> [Exercise details] Go through the material below and copy each line where the word "DATE" appears.

Start of Exercise data

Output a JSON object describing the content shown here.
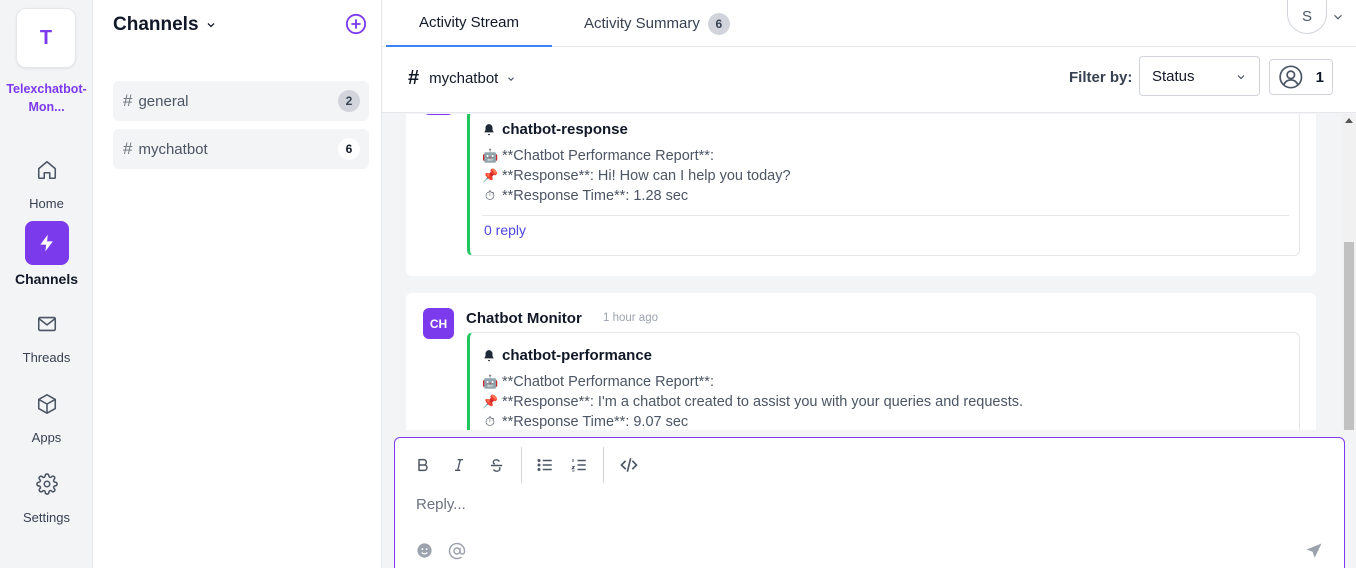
{
  "workspace": {
    "initial": "T",
    "name": "Telexchatbot-Mon..."
  },
  "rail": {
    "home": "Home",
    "channels": "Channels",
    "threads": "Threads",
    "apps": "Apps",
    "settings": "Settings"
  },
  "channels_panel": {
    "title": "Channels",
    "items": [
      {
        "name": "general",
        "count": "2"
      },
      {
        "name": "mychatbot",
        "count": "6"
      }
    ]
  },
  "tabs": {
    "stream": "Activity Stream",
    "summary": "Activity Summary",
    "summary_count": "6"
  },
  "user": {
    "initial": "S"
  },
  "subbar": {
    "channel": "mychatbot",
    "filter_label": "Filter by:",
    "filter_value": "Status",
    "member_count": "1"
  },
  "feed": {
    "msg1": {
      "title": "chatbot-response",
      "line1": "**Chatbot Performance Report**:",
      "line2": "**Response**: Hi! How can I help you today?",
      "line3": "**Response Time**: 1.28 sec",
      "reply": "0 reply"
    },
    "msg2": {
      "avatar": "CH",
      "author": "Chatbot Monitor",
      "time": "1 hour ago",
      "title": "chatbot-performance",
      "line1": "**Chatbot Performance Report**:",
      "line2": "**Response**: I'm a chatbot created to assist you with your queries and requests.",
      "line3": "**Response Time**: 9.07 sec"
    }
  },
  "editor": {
    "placeholder": "Reply..."
  },
  "colors": {
    "accent": "#7c3aed",
    "tab_underline": "#3b82f6",
    "message_bar": "#22c55e",
    "link": "#4f46e5"
  }
}
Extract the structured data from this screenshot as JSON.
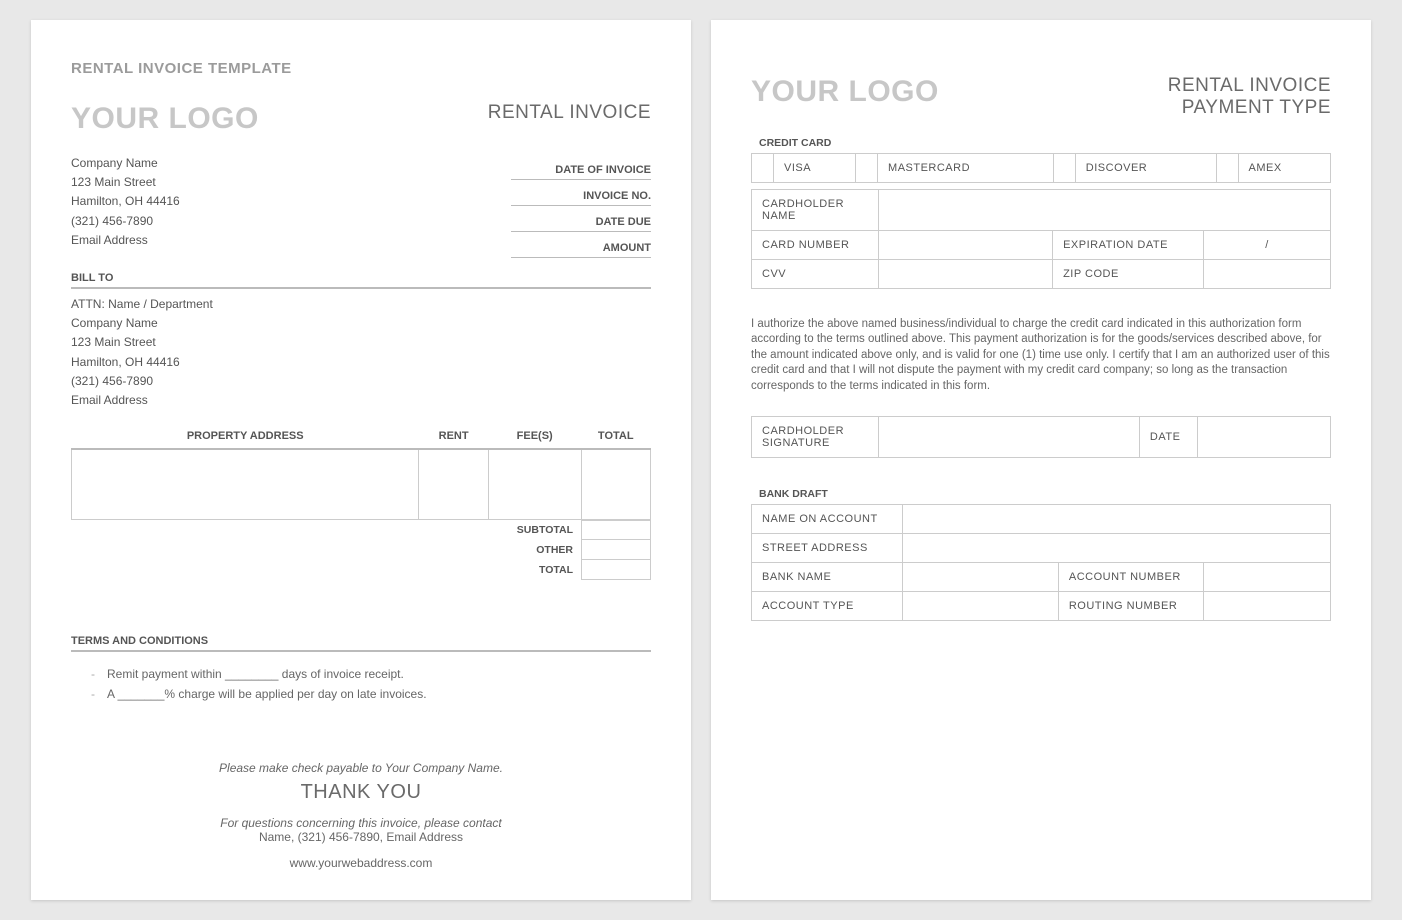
{
  "page1": {
    "template_title": "RENTAL INVOICE TEMPLATE",
    "logo": "YOUR LOGO",
    "doc_title": "RENTAL INVOICE",
    "from": {
      "company": "Company Name",
      "street": "123 Main Street",
      "city": "Hamilton, OH  44416",
      "phone": "(321) 456-7890",
      "email": "Email Address"
    },
    "meta": {
      "date_of_invoice": "DATE OF INVOICE",
      "invoice_no": "INVOICE NO.",
      "date_due": "DATE DUE",
      "amount": "AMOUNT"
    },
    "bill_to_label": "BILL TO",
    "bill_to": {
      "attn": "ATTN: Name / Department",
      "company": "Company Name",
      "street": "123 Main Street",
      "city": "Hamilton, OH  44416",
      "phone": "(321) 456-7890",
      "email": "Email Address"
    },
    "columns": {
      "address": "PROPERTY ADDRESS",
      "rent": "RENT",
      "fees": "FEE(S)",
      "total": "TOTAL"
    },
    "totals": {
      "subtotal": "SUBTOTAL",
      "other": "OTHER",
      "total": "TOTAL"
    },
    "terms_title": "TERMS AND CONDITIONS",
    "terms": {
      "t1": "Remit payment within ________ days of invoice receipt.",
      "t2": "A _______% charge will be applied per day on late invoices."
    },
    "footer": {
      "payable": "Please make check payable to Your Company Name.",
      "thank": "THANK YOU",
      "contact1": "For questions concerning this invoice, please contact",
      "contact2": "Name, (321) 456-7890, Email Address",
      "web": "www.yourwebaddress.com"
    }
  },
  "page2": {
    "logo": "YOUR LOGO",
    "title_line1": "RENTAL INVOICE",
    "title_line2": "PAYMENT TYPE",
    "cc_title": "CREDIT CARD",
    "cards": {
      "visa": "VISA",
      "mc": "MASTERCARD",
      "disc": "DISCOVER",
      "amex": "AMEX"
    },
    "cc": {
      "cardholder": "CARDHOLDER NAME",
      "number": "CARD NUMBER",
      "exp": "EXPIRATION DATE",
      "exp_val": "/",
      "cvv": "CVV",
      "zip": "ZIP CODE"
    },
    "authz": "I authorize the above named business/individual to charge the credit card indicated in this authorization form according to the terms outlined above. This payment authorization is for the goods/services described above, for the amount indicated above only, and is valid for one (1) time use only. I certify that I am an authorized user of this credit card and that I will not dispute the payment with my credit card company; so long as the transaction corresponds to the terms indicated in this form.",
    "sign": {
      "sig": "CARDHOLDER SIGNATURE",
      "date": "DATE"
    },
    "bd_title": "BANK DRAFT",
    "bd": {
      "name": "NAME ON ACCOUNT",
      "street": "STREET ADDRESS",
      "bank": "BANK NAME",
      "acct": "ACCOUNT NUMBER",
      "type": "ACCOUNT TYPE",
      "routing": "ROUTING NUMBER"
    }
  }
}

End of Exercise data

> [Reply]
      "date_of_invoice": "DATE OF INVOICE",
      "date_due": "DATE DUE",
      "exp": "EXPIRATION DATE",
      "date": "DATE"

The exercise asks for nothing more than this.